The 2015 ITF testing numbers and 2014 numbers are much the same.
There is, in short, no evidence that Williams is being unfairly targeted by drug testers. Her perception that she is being discriminated against appears to stem from a lack of awareness about publicly available information on who has been tested by different anti-doping organisations.
This misunderstanding is unfortunate, because Williams has used her enormous public profile to clumsily question the integrity of those tasked with the role of monitoring “clean sport”.
Drug testing is hardly a panacea for doping in sports, but if athletes wish to question why they have been targeted for biological samples, social media is hardly conducive to generating expert responses.
Daryl Adair does not work for, consult, own shares in or receive funding from any company or organization that would benefit from this article, and has disclosed no relevant affiliations beyond their academic appointment.
Licensed as Creative Commons – attribution, no derivatives.

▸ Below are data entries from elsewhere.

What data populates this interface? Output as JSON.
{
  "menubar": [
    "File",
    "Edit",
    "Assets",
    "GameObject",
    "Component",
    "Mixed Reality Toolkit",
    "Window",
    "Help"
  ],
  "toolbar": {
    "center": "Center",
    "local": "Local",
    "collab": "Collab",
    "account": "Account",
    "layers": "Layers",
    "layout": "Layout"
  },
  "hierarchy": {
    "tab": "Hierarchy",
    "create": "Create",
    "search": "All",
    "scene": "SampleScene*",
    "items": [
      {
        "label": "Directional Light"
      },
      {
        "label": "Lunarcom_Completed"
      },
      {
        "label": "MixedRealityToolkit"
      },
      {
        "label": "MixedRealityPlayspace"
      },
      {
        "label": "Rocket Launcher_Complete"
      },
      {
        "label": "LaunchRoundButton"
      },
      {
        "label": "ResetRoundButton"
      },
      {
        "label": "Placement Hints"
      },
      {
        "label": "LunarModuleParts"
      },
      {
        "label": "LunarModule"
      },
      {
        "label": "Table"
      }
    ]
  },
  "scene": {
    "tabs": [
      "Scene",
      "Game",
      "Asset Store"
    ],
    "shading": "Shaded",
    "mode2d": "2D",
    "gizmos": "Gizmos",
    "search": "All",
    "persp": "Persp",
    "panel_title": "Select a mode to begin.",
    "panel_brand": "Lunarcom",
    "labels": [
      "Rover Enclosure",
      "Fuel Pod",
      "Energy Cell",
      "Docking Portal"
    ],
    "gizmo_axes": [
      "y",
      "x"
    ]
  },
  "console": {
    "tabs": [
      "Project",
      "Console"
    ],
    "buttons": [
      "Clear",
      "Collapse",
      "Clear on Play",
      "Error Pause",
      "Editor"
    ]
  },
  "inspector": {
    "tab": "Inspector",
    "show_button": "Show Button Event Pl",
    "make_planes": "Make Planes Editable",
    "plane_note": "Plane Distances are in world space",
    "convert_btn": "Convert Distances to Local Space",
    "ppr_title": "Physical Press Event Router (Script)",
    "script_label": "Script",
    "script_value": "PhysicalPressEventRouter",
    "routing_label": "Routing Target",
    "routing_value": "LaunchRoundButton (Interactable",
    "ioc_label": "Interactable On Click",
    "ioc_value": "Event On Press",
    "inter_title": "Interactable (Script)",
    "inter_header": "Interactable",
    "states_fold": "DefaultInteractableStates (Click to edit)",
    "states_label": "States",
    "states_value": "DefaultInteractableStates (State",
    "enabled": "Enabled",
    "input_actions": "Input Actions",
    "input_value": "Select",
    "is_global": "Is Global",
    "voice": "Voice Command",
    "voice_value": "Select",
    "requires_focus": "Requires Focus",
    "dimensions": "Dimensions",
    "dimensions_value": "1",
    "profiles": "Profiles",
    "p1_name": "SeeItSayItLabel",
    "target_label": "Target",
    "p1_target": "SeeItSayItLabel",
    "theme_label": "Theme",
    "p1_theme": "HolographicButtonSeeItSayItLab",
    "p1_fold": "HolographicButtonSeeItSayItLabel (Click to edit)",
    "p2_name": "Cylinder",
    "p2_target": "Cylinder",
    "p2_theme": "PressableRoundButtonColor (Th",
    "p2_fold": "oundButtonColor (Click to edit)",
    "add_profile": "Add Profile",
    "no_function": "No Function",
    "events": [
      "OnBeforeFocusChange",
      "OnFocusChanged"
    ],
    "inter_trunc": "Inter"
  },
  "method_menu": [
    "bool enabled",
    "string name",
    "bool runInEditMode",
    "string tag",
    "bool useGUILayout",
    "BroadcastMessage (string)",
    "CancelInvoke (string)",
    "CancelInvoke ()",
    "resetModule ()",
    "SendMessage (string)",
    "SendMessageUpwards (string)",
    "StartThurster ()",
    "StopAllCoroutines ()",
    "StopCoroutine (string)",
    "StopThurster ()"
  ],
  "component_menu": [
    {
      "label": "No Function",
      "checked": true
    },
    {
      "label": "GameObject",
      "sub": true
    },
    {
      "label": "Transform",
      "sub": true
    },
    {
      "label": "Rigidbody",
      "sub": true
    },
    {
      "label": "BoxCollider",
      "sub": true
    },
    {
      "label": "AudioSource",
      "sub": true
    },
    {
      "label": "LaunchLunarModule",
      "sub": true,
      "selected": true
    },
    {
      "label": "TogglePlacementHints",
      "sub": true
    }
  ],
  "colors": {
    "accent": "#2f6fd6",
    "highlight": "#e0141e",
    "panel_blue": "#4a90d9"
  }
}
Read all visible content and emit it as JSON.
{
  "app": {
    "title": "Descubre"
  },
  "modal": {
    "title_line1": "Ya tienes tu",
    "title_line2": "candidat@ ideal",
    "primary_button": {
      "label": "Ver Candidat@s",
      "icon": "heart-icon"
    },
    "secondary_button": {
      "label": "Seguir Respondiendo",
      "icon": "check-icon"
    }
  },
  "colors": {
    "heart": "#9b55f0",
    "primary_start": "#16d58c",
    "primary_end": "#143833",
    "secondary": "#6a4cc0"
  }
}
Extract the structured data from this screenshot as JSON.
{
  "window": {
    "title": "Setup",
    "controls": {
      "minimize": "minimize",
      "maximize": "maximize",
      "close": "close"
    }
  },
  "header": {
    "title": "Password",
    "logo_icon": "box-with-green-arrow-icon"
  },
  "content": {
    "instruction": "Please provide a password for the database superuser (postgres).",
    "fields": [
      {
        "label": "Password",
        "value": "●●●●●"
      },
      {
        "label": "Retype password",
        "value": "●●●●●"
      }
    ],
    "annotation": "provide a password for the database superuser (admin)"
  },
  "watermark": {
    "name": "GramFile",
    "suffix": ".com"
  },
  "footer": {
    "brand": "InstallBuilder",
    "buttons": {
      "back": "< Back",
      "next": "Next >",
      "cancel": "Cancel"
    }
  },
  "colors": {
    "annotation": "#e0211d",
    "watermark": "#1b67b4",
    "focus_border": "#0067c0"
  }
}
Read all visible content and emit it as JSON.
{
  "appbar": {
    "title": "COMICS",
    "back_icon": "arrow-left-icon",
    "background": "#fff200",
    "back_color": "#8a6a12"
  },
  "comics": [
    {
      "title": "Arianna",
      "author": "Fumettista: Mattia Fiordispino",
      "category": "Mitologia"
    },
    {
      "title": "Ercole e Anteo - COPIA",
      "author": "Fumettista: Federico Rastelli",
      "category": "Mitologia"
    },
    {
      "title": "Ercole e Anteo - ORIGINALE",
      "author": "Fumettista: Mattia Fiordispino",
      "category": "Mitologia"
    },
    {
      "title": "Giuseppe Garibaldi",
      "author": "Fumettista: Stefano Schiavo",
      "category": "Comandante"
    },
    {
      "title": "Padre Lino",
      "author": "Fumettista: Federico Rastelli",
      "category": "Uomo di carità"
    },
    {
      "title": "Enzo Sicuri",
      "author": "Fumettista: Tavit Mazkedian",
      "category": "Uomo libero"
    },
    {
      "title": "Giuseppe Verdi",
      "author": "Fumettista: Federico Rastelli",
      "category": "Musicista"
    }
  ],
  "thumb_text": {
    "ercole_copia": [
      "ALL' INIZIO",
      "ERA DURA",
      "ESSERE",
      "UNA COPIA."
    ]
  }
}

This article was originally published on The Conversation. Read the original article.